Let's take Latin as an example. By the time TJ graduates, I would like her to be able to read a Latin text and be able to translate it. So, instead of choosing curriculum first, I decide what we need to do each year to reach that goal. We need to focus on the basic skills of grammar and vocabulary first before we can move on to translation.

Master basic skills first, slowly

Before your child is ready to translate a Latin text he needs to learn the vocabulary and grammar of the language. This is true of any subject.

For math - a child must learn to add before they can learn to multiply.

For writing - a child must learn to spell before he can write an essay.

Focus on the basics - especially in the younger years.

Mastery is an icky word in today's educational circles. It brings up images of rote learning and recitation. But I don't think that's a bad thing!

Mastering a subject takes intentional time for reflection and deliberation. It takes time and work, often very hard work. But it also teaches us diligence - a very important moral virtue.

How this looks in practical application

The confidence you feel when you know you are focusing on the important things is worth the effort and hard work needed to apply the principles of 'Festina Lente'. A Classical education, which may seem out of reach, is certainly attainable when you plan out your journey.

In the early years ('Grammar' stage) focus on mastering the basics - math facts, handwriting and basic writing skills, and lots of reading.

When that foundation is firm you can begin to add more building blocks - English grammar, Latin, more in-depth writing, higher level math. While you are working on those mastery skills you'll notice that your children slowly gain independence and enter that 'pert' stage Dorothy Sayers discusses. That's when you can add in heavier Latin work and Logic studies.

Teenagers are prepared for more independence, essay writing, Latin translation, and Rhetoric. You'll spend more time in deep discussions and readings at this stage as well.
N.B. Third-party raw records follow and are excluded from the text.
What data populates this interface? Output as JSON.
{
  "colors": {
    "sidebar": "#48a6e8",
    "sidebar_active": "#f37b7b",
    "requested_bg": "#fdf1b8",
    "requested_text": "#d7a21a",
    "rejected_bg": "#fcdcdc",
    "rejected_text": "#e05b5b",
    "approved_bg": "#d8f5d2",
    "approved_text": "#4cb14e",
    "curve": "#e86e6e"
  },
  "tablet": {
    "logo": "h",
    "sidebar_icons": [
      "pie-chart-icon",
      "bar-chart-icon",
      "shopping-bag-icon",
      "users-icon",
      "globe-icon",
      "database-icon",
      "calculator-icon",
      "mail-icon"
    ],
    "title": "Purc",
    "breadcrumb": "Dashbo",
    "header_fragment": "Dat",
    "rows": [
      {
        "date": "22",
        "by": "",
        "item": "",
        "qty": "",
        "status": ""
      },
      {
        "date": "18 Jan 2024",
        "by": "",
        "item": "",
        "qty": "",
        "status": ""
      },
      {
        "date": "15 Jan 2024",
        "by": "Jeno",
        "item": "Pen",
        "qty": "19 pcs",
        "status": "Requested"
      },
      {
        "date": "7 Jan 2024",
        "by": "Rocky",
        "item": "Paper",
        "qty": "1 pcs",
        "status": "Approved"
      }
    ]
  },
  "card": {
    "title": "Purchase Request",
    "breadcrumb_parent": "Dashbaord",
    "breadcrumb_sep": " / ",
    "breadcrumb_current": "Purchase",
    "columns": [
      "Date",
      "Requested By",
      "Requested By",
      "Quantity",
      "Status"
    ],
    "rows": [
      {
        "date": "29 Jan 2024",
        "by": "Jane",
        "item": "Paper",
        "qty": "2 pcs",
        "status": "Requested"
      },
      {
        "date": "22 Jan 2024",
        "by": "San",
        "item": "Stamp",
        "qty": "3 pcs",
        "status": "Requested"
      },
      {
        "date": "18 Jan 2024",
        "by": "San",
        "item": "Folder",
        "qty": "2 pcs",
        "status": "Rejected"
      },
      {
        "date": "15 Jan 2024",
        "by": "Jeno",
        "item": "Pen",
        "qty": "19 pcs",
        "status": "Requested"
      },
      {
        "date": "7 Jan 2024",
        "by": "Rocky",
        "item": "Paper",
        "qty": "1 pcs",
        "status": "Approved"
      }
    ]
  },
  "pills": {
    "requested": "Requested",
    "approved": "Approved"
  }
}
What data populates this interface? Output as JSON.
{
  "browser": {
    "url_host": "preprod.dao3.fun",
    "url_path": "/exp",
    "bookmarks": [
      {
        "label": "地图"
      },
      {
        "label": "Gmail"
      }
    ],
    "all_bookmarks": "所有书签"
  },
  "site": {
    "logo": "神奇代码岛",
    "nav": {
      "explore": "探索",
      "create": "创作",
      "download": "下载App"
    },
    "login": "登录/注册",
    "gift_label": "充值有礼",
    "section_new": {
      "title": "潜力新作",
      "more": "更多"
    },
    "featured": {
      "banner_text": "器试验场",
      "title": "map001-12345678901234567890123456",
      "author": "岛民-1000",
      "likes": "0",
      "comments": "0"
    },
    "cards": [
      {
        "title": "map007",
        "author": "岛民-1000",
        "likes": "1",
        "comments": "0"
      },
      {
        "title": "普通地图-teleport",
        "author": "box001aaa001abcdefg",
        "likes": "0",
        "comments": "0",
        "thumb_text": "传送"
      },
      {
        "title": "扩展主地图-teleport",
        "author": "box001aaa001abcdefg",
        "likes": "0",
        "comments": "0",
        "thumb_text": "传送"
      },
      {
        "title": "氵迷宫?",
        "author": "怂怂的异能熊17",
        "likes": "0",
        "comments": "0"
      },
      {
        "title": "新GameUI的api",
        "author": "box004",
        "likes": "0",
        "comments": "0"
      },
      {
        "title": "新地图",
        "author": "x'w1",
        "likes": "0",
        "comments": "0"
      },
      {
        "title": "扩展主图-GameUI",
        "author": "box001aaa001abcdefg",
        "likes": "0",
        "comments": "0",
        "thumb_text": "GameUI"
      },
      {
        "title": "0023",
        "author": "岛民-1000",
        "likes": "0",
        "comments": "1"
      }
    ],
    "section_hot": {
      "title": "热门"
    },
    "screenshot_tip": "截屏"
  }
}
Each of those stages builds on the one before, creating a solid liberal arts education. No matter your child's chosen vocation a well-rounded liberal education will serve them well.

The best part about this laser focus is that it provides time for interest-led learning. Instead of cramming days full of textbooks and workbooks, you've created a course of study that focuses on the most important things and leaves plenty of time for individual pursuits.

Dive Deeper into Festina Lente

'Festina Lente' is an educational virtue that will serve your homeschool well. Is it easy? No. It takes hard work, but it is certainly worth the effort.

If you want to learn more about 'Festina Lente' take an hour to watch Dr. Christopher Perrin discuss the principles behind this foundational aspect of Classical education.


Are you 'making haste slowly' or running a sprint to the finish line?

Speed is often considered a virtue in today's society but there is nothing inherently good about doing everything quickly. Slowing down and 'smelling the roses' is often the better way. This is also true in regards to education. Taking time to slow down, focusing on the important things, and taking the time to dive deeply into a subject is a much more fulfilling education.

For more about the educational virtue of 'Festina Lente', hop on over to The Planted Trees or Classically Homeschooling and read about how they apply this principle in their homeschools:

Tonia L

Hey! I'm the owner of Happy Homeschool Nest - a website devoted to helping homeschool moms balance the needs of homeschooling with managing a healthy and happy home.